Thursday, February 7, 2013

Modern Electional Astrology 101: A Perfectly Engineered Fundraising Chart

A querent needed to raise funds for a charity and wanted to know the best time to make the funding request public. The only caveat was that she only had 30 days to raise the funds. She needed astrological help because she knew that early in a new year was the worst time to fundraise, as people are tapped out financially from the holidays, and not so willing to open their wallets.

Electional charts are reverse-engineered from a horary chart (where you take what you get at the time you ask the question), because the intent of electional astrology is to put the planets in the best possible houses and relationships with each other at a particular time to achieve a successful outcome.

Using the methodology as outlined in Chapter 7 of Open Source Modern Horary Astrology, the first step was to peruse the ephemeris to find favorable Moon aspects. In this case, the Moon aspects chosen were excellent:

Next, choosing strong significators for the querent (ASC) and quesited (8th house) was sought. The best-case scenario in electional astrology is to have the Moon, querent, and quesited all in harmony with each other (or more realistically, as much as possible). In this chart, the Moon, Venus, Saturn, Uranus and Neptune are the strongest planets in strong placement in the chart, so there's a lot to work with. Here is what was chosen, and why:

The Moon double-represents the querent, as it is ruler of the ASC, and the Moon in horary/electional charts is ALWAYS the querent's co-ruler. The early degree rising shows the beginning phases of the project, rather than traditional horary's prematurity or a stricture against judgment, which modern horary ignores to great success. 

Saturn rules the 8th house of the quesited, since the 8th house rules other people's money, and Venus represents personal finance. With Venus applying to conjoin Pluto in the angular 7th house of other people (also ruled by Saturn with Capricorn on the cusp of the 7th), and with Pluto mutually recepting Venus' dispositor, Saturn/quesited, people would rally to the cause and open their wallets. However, it would only be in measured or limited small amounts (Venus in Capricorn), rather than large and generous donations. This was okay, because the amount of money she was trying to raise was only a four figure sum, not hundreds of thousands of dollars.

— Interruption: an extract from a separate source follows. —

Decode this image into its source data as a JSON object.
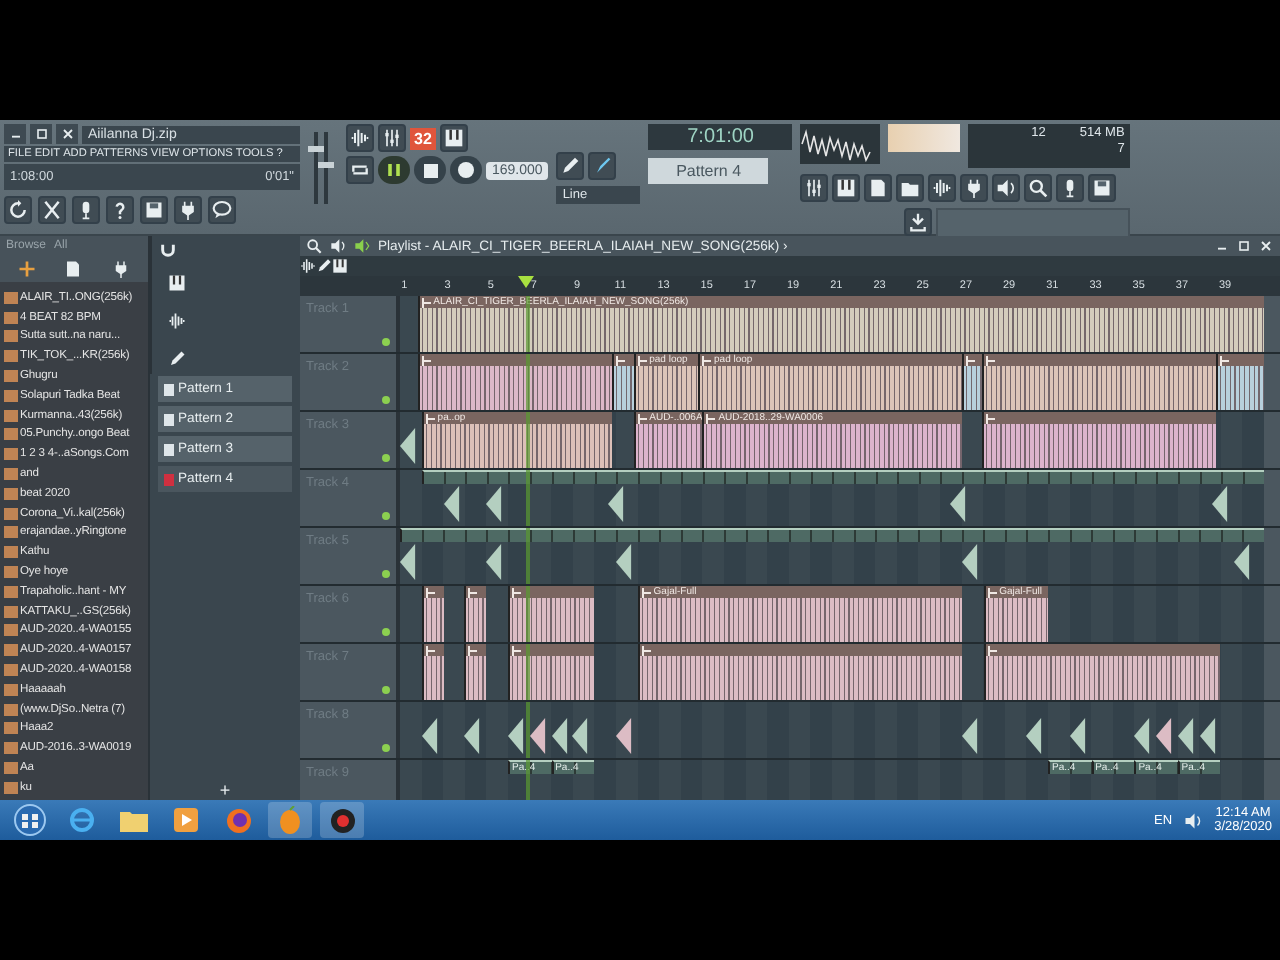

So the significators of Moon, Saturn, and Venus, are all nicely and harmoniously bound together by dispositor or mutual reception, and applying aspects of the Moon. Electional charts are rarely this easy.

The Moon was placed in the angular 10th house for a visible public appeal. Moon in Pisces, dispositing to Neptune (which it recently conjoined), as well as Chiron, showed it was a charitable cause to help the less fortunate. Note the applying Moon (querent) trine to Saturn (quesited), with the Moon 3 degrees away from partile. This gives an idea of timing in the chart, and due to the Moon in a mutable sign, and succeedent, fixed Saturn, three weeks seemed far more likely than three days to come up with the amount. She reached the funding goal in exactly 22 days; three weeks and one day after the project launched as timed by the election chart.

With Uranus and Mars mutually recepted and ruling the 9th and 11th houses, the project received widespread news coverage via the assistance of a sympathetic reporter (Mars in the 9th; 9th house cusp in Aquarius), as well as significant and unexpected support from her friends (11th house ruled by Aries). The message truly got across, as the Sun, in the 8th house of the quesited, rules the 3rd house of communications, and the Moon's last aspect is a sextile to the Sun before going void-of-course.

A key point to remember to be successful in electional astrology (and horary for that matter) is to focus on the noun and not the adjectives of the subject at hand. A beginner would have made the mistake of focusing on what the funding was for (charity/11th and 12th houses), rather than the fact that the subject was fundraising, period (Pluto, Venus, 8th house), regardless of the type or cause.